  1. Yeah, we live in a world in which a lot of young men do/say vicious, extremely hurtful stuff.
  2. And we live in a world in which they’re not held responsible.

Imagine if the second sentence weren’t true. Would the first sentence still be true?

What is the goal here? Punish him for past behavior? I guess that keeping him out of the NHL would do that, but I’m not sure it’s the NHL’s job to do that. Are we concerned he’s still an asshole? That seems like a risk that the team can decide if they’re willing to take or not.

People are complicated. Lots of people do terrible things. What this young man did was terrible. My first reaction was that I wouldn’t want him on any team I was in charge of. But then, I wouldn’t want to admit him to my college, or hire him at my 7-eleven. Or let him in the Army. So, what’s to become of him? Do we just write him off as a nasty fuck up? I don’t know the answer.

Punishment is not only to punish the offender, but also to act as a deterrence for others.

If people know that they will be rejected from their dream job of playing in professional sports for the torments that they inflict on their peers, then they may think twice before engaging in such behaviors.

I think it’s going to be the rare 14-year-old who has that kind of perspective, and the sort of 14-year-old who bullies and torments a particular classmate for years is even less likely to have that sort of long-term thinking.

Unfortuantely, as long as we have assholes who are also in possession of athletic gifts or other talents which are valued by at least a segment of society, they’re likely to be given a pass on their asshole-ish behavior.

That’s the theory. But I don’t know if we can test it. Eighth graders are probably not the most forward-looking cohort. The concept of “this will go down on your permanent record” is largely scoffed at by school-aged humans.

Most of us got through school without this level of obnoxious (and worse) behavior. Not because we were afraid bullying a few people would ruin our future careers, but because we were kinder and more decent people (to an extent). I don’t know why this guy did what he did, and I don’t know what the long term consequences should be. Certainly, there should be immediate and significant consequences at the time, if possible.

But what if he wasn’t a gifted athlete.

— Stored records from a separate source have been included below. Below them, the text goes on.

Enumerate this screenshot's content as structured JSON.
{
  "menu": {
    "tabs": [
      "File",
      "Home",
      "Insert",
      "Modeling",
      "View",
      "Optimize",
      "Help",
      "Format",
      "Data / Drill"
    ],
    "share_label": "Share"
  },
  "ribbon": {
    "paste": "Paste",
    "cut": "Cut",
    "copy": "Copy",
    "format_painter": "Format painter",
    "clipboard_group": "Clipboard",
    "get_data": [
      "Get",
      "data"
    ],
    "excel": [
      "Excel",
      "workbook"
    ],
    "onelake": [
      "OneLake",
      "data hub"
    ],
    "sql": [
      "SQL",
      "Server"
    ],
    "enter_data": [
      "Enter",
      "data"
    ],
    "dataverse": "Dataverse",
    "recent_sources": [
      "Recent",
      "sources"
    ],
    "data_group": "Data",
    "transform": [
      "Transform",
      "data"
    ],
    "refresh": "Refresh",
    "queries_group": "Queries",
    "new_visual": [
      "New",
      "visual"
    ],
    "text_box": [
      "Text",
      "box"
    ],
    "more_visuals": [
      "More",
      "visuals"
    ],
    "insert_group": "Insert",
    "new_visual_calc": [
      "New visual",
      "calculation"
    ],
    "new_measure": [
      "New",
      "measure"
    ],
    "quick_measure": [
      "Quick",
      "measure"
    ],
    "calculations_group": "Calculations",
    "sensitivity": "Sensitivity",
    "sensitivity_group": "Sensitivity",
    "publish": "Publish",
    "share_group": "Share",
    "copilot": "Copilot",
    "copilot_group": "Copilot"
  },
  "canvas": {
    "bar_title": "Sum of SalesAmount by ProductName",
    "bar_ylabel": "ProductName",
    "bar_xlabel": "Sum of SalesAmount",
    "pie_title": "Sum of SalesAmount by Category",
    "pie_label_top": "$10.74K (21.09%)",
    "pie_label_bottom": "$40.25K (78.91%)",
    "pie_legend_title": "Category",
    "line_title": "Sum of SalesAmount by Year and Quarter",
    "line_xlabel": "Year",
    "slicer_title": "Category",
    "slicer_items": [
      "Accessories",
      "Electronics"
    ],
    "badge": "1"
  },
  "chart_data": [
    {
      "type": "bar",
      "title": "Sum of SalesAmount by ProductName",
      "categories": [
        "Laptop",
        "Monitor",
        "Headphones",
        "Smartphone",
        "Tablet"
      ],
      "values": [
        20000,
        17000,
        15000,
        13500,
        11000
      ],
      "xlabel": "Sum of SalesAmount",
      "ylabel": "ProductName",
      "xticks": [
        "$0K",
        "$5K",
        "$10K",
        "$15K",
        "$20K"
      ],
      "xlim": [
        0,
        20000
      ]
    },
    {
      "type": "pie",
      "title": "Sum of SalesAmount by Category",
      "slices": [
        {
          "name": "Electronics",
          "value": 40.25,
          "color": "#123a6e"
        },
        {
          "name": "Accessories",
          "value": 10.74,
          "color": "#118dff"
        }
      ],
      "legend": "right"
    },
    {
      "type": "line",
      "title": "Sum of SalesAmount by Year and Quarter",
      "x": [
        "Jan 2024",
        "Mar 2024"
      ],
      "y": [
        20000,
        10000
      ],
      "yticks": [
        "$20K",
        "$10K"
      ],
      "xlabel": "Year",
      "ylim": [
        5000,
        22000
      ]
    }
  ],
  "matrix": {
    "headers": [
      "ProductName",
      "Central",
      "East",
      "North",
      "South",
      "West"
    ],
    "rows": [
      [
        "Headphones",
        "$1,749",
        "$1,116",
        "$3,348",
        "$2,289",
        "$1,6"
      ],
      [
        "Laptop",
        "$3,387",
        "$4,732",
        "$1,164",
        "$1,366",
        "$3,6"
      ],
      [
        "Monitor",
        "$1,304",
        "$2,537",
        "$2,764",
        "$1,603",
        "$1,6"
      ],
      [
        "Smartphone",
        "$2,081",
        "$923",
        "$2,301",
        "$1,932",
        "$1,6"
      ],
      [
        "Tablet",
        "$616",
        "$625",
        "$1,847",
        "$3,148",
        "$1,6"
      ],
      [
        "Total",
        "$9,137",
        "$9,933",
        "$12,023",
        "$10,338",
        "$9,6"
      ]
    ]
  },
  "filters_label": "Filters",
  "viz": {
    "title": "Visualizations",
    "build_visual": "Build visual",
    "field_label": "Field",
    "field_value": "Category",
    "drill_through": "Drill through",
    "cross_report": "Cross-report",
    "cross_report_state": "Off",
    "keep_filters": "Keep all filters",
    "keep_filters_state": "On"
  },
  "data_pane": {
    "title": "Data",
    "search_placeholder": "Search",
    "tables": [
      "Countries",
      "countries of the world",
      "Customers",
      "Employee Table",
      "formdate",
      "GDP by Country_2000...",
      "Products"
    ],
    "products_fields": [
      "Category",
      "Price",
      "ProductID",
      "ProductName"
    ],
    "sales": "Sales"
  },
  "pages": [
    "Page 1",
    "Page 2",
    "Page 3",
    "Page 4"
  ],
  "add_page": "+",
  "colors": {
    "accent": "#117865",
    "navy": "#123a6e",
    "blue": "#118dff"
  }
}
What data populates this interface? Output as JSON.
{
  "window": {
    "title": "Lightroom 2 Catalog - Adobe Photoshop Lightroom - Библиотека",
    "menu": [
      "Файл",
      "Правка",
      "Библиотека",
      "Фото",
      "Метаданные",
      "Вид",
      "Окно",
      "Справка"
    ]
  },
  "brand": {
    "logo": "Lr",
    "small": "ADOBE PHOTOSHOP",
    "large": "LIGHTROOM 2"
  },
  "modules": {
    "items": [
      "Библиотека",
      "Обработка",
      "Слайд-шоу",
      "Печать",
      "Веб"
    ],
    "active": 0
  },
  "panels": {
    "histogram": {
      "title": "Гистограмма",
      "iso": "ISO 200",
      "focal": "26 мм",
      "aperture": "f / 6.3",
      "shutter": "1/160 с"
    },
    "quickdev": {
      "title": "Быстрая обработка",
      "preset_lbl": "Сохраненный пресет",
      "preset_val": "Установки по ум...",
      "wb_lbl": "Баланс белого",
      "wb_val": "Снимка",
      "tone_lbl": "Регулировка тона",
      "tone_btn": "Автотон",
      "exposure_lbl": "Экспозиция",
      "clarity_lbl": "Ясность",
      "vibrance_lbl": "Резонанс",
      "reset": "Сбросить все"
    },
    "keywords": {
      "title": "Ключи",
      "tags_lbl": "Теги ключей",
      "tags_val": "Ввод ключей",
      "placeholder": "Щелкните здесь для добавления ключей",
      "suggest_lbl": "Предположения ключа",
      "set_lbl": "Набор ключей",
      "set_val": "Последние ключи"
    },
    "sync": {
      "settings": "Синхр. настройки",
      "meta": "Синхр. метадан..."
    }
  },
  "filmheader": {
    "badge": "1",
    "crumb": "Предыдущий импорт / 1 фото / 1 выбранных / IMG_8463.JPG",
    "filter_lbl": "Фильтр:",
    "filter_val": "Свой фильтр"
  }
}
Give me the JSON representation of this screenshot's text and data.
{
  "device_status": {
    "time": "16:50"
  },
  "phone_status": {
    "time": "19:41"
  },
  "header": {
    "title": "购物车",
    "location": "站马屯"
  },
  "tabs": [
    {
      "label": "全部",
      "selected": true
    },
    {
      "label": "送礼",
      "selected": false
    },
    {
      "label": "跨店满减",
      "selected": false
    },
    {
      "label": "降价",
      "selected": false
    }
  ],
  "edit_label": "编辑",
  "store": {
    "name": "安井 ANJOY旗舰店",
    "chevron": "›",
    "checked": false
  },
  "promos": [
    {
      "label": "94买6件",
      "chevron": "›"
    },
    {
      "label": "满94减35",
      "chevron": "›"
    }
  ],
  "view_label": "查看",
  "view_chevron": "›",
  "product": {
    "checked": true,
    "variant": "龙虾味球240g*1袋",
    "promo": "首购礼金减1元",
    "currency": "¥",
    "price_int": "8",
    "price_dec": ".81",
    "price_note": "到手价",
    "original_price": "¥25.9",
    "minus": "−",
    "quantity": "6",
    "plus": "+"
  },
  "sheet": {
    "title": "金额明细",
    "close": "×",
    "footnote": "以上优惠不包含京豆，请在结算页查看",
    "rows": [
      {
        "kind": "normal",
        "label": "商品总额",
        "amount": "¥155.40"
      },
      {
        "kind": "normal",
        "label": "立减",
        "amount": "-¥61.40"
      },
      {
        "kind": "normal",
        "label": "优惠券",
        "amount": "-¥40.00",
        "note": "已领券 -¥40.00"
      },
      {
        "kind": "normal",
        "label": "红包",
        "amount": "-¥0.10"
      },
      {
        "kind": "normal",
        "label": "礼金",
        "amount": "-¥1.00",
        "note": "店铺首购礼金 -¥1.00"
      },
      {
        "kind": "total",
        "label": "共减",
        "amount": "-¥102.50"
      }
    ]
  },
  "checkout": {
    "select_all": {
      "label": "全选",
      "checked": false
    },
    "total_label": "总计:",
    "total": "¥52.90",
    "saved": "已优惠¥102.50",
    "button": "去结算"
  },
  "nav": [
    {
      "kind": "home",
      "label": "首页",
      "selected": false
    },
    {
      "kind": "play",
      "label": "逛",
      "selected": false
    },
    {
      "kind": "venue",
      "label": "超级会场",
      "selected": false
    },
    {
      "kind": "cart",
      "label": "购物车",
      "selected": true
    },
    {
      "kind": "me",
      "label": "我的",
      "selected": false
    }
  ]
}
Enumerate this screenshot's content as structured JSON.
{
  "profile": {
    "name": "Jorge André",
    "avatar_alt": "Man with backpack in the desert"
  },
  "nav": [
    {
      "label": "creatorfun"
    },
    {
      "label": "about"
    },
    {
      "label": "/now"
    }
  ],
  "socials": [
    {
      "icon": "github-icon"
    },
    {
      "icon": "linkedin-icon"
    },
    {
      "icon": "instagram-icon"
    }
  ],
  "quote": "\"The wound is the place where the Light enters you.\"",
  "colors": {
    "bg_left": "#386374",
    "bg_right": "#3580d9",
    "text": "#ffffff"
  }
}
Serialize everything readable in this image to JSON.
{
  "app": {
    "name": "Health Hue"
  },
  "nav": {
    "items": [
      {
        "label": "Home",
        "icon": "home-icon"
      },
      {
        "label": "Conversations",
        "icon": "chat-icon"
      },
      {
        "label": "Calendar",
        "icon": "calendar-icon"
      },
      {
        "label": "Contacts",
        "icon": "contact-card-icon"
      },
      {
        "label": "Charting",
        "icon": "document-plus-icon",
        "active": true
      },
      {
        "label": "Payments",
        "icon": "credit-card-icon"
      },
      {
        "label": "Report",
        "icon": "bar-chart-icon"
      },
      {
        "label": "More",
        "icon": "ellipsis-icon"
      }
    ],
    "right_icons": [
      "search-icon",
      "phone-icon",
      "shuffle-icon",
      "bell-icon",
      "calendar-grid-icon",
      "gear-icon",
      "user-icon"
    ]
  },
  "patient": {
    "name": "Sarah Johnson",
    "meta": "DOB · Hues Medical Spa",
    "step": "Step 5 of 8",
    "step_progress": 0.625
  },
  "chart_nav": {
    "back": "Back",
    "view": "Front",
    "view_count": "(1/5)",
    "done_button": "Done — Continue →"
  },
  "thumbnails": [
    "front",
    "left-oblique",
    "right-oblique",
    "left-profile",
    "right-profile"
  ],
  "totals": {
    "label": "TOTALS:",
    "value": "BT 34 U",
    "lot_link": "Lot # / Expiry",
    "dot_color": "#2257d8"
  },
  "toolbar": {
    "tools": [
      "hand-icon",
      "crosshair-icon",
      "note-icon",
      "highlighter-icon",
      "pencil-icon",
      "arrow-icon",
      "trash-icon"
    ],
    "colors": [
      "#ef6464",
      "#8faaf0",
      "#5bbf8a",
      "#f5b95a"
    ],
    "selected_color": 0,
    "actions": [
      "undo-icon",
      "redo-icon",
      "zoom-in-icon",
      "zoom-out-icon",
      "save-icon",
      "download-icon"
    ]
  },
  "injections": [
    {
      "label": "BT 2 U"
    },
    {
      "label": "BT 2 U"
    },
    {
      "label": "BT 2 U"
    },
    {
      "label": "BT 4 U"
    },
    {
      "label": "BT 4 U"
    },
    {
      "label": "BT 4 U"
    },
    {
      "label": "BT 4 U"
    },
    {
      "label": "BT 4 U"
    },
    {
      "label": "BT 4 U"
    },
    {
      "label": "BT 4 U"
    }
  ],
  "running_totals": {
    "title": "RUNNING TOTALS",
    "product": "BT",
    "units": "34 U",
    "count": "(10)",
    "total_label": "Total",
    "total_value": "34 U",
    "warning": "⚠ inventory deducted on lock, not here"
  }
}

What if he was really good a Latin and physics, and wanted to go to Yale?